Try it: The word "category" occurs in some lines of the data. Return each such line.

Data for the task:
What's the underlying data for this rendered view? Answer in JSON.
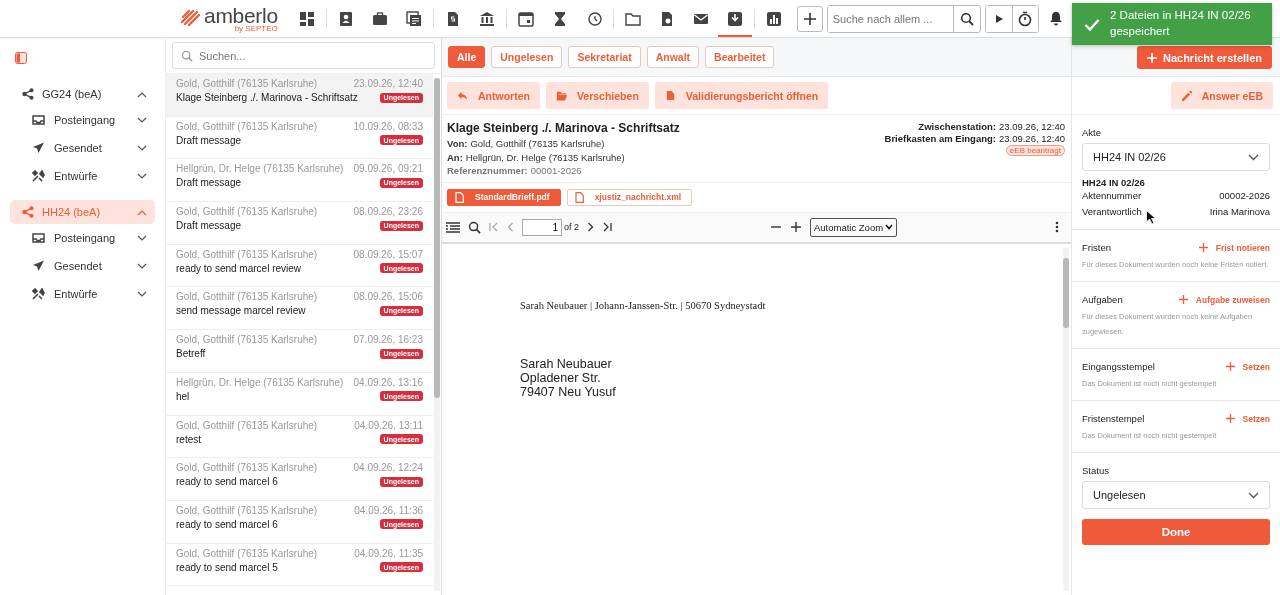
{
  "topbar": {
    "logo": "amberlo",
    "logo_sub": "by SEPTEO",
    "nav_groups": [
      [
        {
          "selected": false
        }
      ],
      [
        {
          "selected": false
        },
        {
          "selected": false
        },
        {
          "selected": false
        }
      ],
      [
        {
          "selected": false
        },
        {
          "selected": false
        }
      ],
      [
        {
          "selected": false
        },
        {
          "selected": false
        },
        {
          "selected": false
        }
      ],
      [
        {
          "selected": false
        },
        {
          "selected": false
        },
        {
          "selected": false
        },
        {
          "selected": true
        }
      ],
      [
        {
          "selected": false
        }
      ]
    ],
    "search": {
      "placeholder": "Suche nach allem ..."
    }
  },
  "toast": {
    "text": "2 Dateien in HH24 IN 02/26 gespeichert"
  },
  "sidebar": {
    "accounts": [
      {
        "label": "GG24 (beA)",
        "selected": false,
        "expanded": true,
        "children": [
          {
            "label": "Posteingang",
            "expanded": false
          },
          {
            "label": "Gesendet",
            "expanded": false
          },
          {
            "label": "Entwürfe",
            "expanded": false
          }
        ]
      },
      {
        "label": "HH24 (beA)",
        "selected": true,
        "expanded": true,
        "children": [
          {
            "label": "Posteingang",
            "expanded": false
          },
          {
            "label": "Gesendet",
            "expanded": false
          },
          {
            "label": "Entwürfe",
            "expanded": false
          }
        ]
      }
    ]
  },
  "message_list": {
    "search": {
      "placeholder": "Suchen..."
    },
    "items": [
      {
        "sender": "Gold, Gotthilf (76135 Karlsruhe)",
        "date": "23.09.26, 12:40",
        "subject": "Klage Steinberg ./. Marinova - Schriftsatz",
        "badge": "Ungelesen",
        "selected": true
      },
      {
        "sender": "Gold, Gotthilf (76135 Karlsruhe)",
        "date": "10.09.26, 08:33",
        "subject": "Draft message",
        "badge": "Ungelesen",
        "selected": false
      },
      {
        "sender": "Hellgrün, Dr. Helge (76135 Karlsruhe)",
        "date": "09.09.26, 09:21",
        "subject": "Draft message",
        "badge": "Ungelesen",
        "selected": false
      },
      {
        "sender": "Gold, Gotthilf (76135 Karlsruhe)",
        "date": "08.09.26, 23:26",
        "subject": "Draft message",
        "badge": "Ungelesen",
        "selected": false
      },
      {
        "sender": "Gold, Gotthilf (76135 Karlsruhe)",
        "date": "08.09.26, 15:07",
        "subject": "ready to send marcel review",
        "badge": "Ungelesen",
        "selected": false
      },
      {
        "sender": "Gold, Gotthilf (76135 Karlsruhe)",
        "date": "08.09.26, 15:06",
        "subject": "send message marcel review",
        "badge": "Ungelesen",
        "selected": false
      },
      {
        "sender": "Gold, Gotthilf (76135 Karlsruhe)",
        "date": "07.09.26, 16:23",
        "subject": "Betreff",
        "badge": "Ungelesen",
        "selected": false
      },
      {
        "sender": "Hellgrün, Dr. Helge (76135 Karlsruhe)",
        "date": "04.09.26, 13:16",
        "subject": "hel",
        "badge": "Ungelesen",
        "selected": false
      },
      {
        "sender": "Gold, Gotthilf (76135 Karlsruhe)",
        "date": "04.09.26, 13:11",
        "subject": "retest",
        "badge": "Ungelesen",
        "selected": false
      },
      {
        "sender": "Gold, Gotthilf (76135 Karlsruhe)",
        "date": "04.09.26, 12:24",
        "subject": "ready to send marcel 6",
        "badge": "Ungelesen",
        "selected": false
      },
      {
        "sender": "Gold, Gotthilf (76135 Karlsruhe)",
        "date": "04.09.26, 11:36",
        "subject": "ready to send marcel 6",
        "badge": "Ungelesen",
        "selected": false
      },
      {
        "sender": "Gold, Gotthilf (76135 Karlsruhe)",
        "date": "04.09.26, 11:35",
        "subject": "ready to send marcel 5",
        "badge": "Ungelesen",
        "selected": false
      }
    ]
  },
  "filters": [
    {
      "label": "Alle",
      "selected": true
    },
    {
      "label": "Ungelesen",
      "selected": false
    },
    {
      "label": "Sekretariat",
      "selected": false
    },
    {
      "label": "Anwalt",
      "selected": false
    },
    {
      "label": "Bearbeitet",
      "selected": false
    }
  ],
  "create_button": "Nachricht erstellen",
  "actions": [
    "Antworten",
    "Verschieben",
    "Validierungsbericht öffnen"
  ],
  "answer_button": "Answer eEB",
  "message": {
    "title": "Klage Steinberg ./. Marinova - Schriftsatz",
    "fields": [
      {
        "label": "Von:",
        "value": "Gold, Gotthilf (76135 Karlsruhe)"
      },
      {
        "label": "An:",
        "value": "Hellgrün, Dr. Helge (76135 Karlsruhe)"
      },
      {
        "label": "Referenznummer:",
        "value": "00001-2026"
      }
    ],
    "meta": [
      {
        "label": "Zwischenstation:",
        "value": "23.09.26, 12:40"
      },
      {
        "label": "Briefkasten am Eingang:",
        "value": "23.09.26, 12:40"
      }
    ],
    "tag": "eEB beantragt",
    "attachments": [
      {
        "name": "StandardBrieff.pdf",
        "selected": true
      },
      {
        "name": "xjustiz_nachricht.xml",
        "selected": false
      }
    ]
  },
  "pdf_viewer": {
    "page": "1",
    "page_count": "of 2",
    "zoom": "Automatic Zoom",
    "document": {
      "sender_line": "Sarah Neubauer | Johann-Janssen-Str. | 50670 Sydneystadt",
      "address": [
        "Sarah Neubauer",
        "Opladener Str.",
        "79407 Neu Yusuf"
      ]
    }
  },
  "details": {
    "akte_label": "Akte",
    "akte_value": "HH24 IN 02/26",
    "file_title": "HH24 IN 02/26",
    "rows": [
      {
        "label": "Aktennummer",
        "value": "00002-2026"
      },
      {
        "label": "Verantwortlich",
        "value": "Irina Marinova"
      }
    ],
    "sections": [
      {
        "title": "Fristen",
        "action": "Frist notieren",
        "note": "Für dieses Dokument wurden noch keine Fristen notiert."
      },
      {
        "title": "Aufgaben",
        "action": "Aufgabe zuweisen",
        "note": "Für dieses Dokument wurden noch keine Aufgaben zugewiesen."
      },
      {
        "title": "Eingangsstempel",
        "action": "Setzen",
        "note": "Das Dokument ist noch nicht gestempelt"
      },
      {
        "title": "Fristenstempel",
        "action": "Setzen",
        "note": "Das Dokument ist noch nicht gestempelt"
      }
    ],
    "status_label": "Status",
    "status_value": "Ungelesen",
    "done_button": "Done"
  }
}
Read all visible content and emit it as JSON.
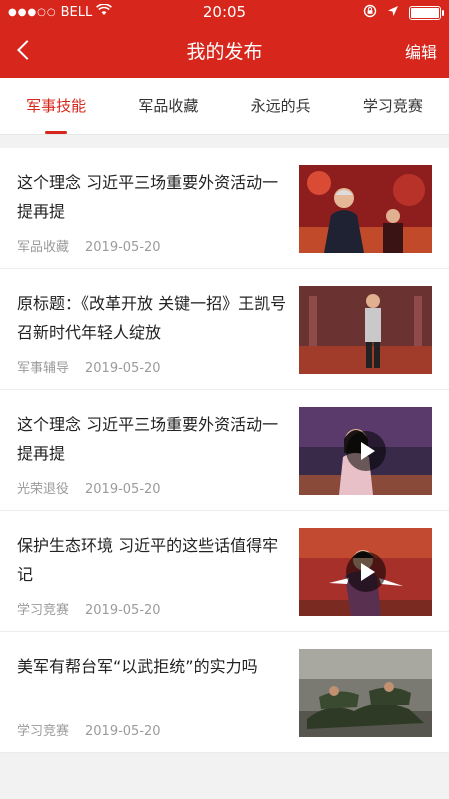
{
  "status_bar": {
    "carrier": "BELL",
    "time": "20:05"
  },
  "navbar": {
    "title": "我的发布",
    "edit_label": "编辑"
  },
  "tabs": [
    {
      "label": "军事技能",
      "active": true
    },
    {
      "label": "军品收藏",
      "active": false
    },
    {
      "label": "永远的兵",
      "active": false
    },
    {
      "label": "学习竞赛",
      "active": false
    }
  ],
  "items": [
    {
      "title": "这个理念 习近平三场重要外资活动一提再提",
      "category": "军品收藏",
      "date": "2019-05-20",
      "has_video": false
    },
    {
      "title": "原标题：《改革开放 关键一招》王凯号召新时代年轻人绽放",
      "category": "军事辅导",
      "date": "2019-05-20",
      "has_video": false
    },
    {
      "title": "这个理念 习近平三场重要外资活动一提再提",
      "category": "光荣退役",
      "date": "2019-05-20",
      "has_video": true
    },
    {
      "title": "保护生态环境 习近平的这些话值得牢记",
      "category": "学习竞赛",
      "date": "2019-05-20",
      "has_video": true
    },
    {
      "title": "美军有帮台军“以武拒统”的实力吗",
      "category": "学习竞赛",
      "date": "2019-05-20",
      "has_video": false
    }
  ],
  "colors": {
    "brand": "#d7261c",
    "battery_level": 1.0
  }
}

Answer to this exercise:
      "category": "军品收藏",
      "category": "军事辅导",
      "category": "光荣退役",
      "category": "学习竞赛",
      "category": "学习竞赛",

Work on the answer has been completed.